Anyways, here is his stance on the all important issue of energy:
Over time, I believe that we must reform our entire energy economy toward a sustainable mix of new and cleaner power sources that meet the multiple shared objective of promoting environmental, economic and national security. One of the prevailing issues of our time and the next presidency will be how to deal with the issues of energy security and sustainability. It is important that we shift to sustainable, clean burning energy sources or advance to technologies that make our more traditional resources cleaner burning.
As President, I will put the country on track to building 45 new reactors by 2030 so that we can meet our growing energy demand and reduce our emissions of greenhouse gases. Nuclear power is a proven, domestic, zero-emission source of energy and it is time to recommit to advancing our use of nuclear energy. The U.S. has not started construction on a new nuclear power plant in over 30 years. Currently, nuclear power provides 20 percent of our overall energy portfolio. Other countries such as China, India and Russia are looking to increase the role of nuclear power in their energy portfolio and the U.S. should not just look to maintain, but increase its own use.
In the progress of other alternative energy sources — such as wind, solar, geothermal, tide, and hydroelectric –government must be an ally but not an arbiter. In less than a generation, wind power alone could account for a fifth or more of all our electricity. And just in recent memory, solar energy has gone from a novelty to a fast-growing industry. I’ve voted against the current patchwork of tax credits for renewable power because they were temporary, and often the result of who had the best lobbyist instead of who had the best ideas. But the objective itself was right and urgent. And when I’m signing laws, instead of casting one of a hundred votes, I intend to see that objective better served.

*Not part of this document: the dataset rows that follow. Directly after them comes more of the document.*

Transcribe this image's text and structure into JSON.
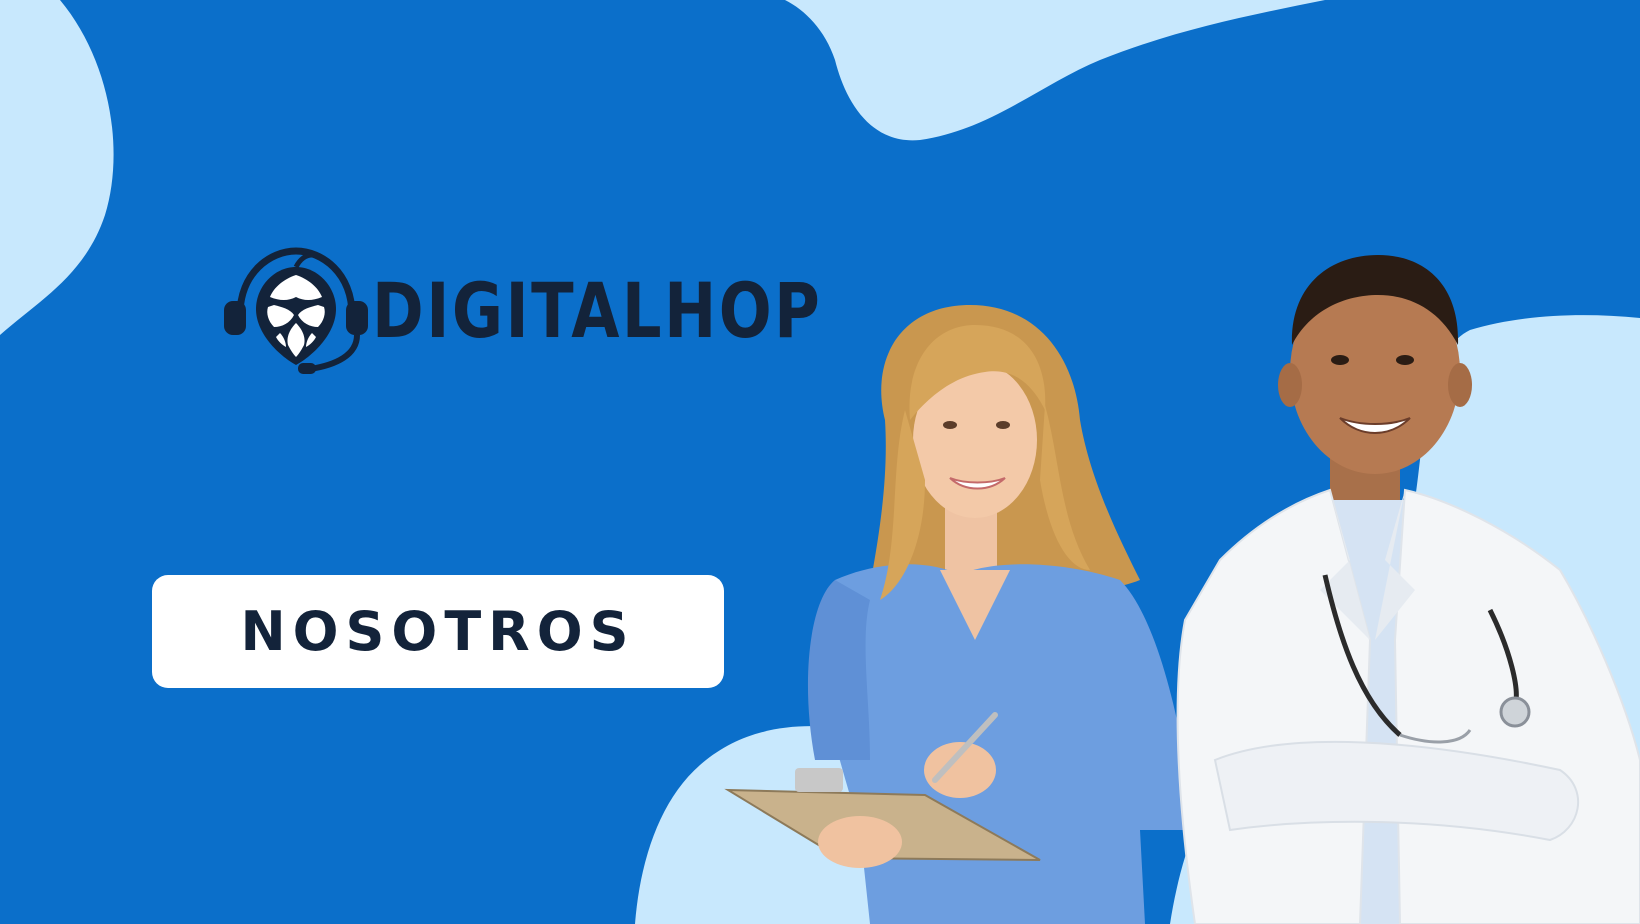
{
  "brand": {
    "name": "DIGITALHOP",
    "logo_icon": "headset-hop-icon"
  },
  "hero": {
    "title": "NOSOTROS"
  },
  "illustration": {
    "left_figure": "nurse-with-clipboard",
    "right_figure": "doctor-with-stethoscope"
  },
  "colors": {
    "background": "#0b6fca",
    "blob": "#c8e8fd",
    "text_dark": "#13233a",
    "pill": "#ffffff"
  }
}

We will reform this effort so that it is fair, rational, and permanent, letting the market decide which ideas can move us toward clean and renewable energy.
I will also commit the federal government to a prosperous clean technology agenda and to becoming the world leader in green technologies. Americans have always been the world’s leaders in innovation, and it’s time for our economy to adapt and take an active role in the new green international economy.
These investments by government into basic research along with aggressive and realistic targets for greenhouse gas emissions will be critical in spurring revolutionary innovations in energy that will, over the long term, reduce energy costs and increase economic growth.
I don’t like the part where he says some of the renewable resources are “just temporary.” So, yeah, make your own choice, but personally, I go with Obama. Oh, and here is a nice website where you can check on the politicians.
It is about time that a candidate responds science based issues. It is my belief that the politicians, as a 21st century candidates, must take science into great importance. Science can help us solve a variety of issues like global warming, health, and good old scienctific exploration. Which is why I am so glad that Obama responded to the questions of 2008 Science Debate. Here is a link to his views. Not only that, his answers are detailed and concise. I would link McCain’s view, but unfortunately, he hasn’t answered any of the questions yet. Here is one of his answer to a question, which is below the fold.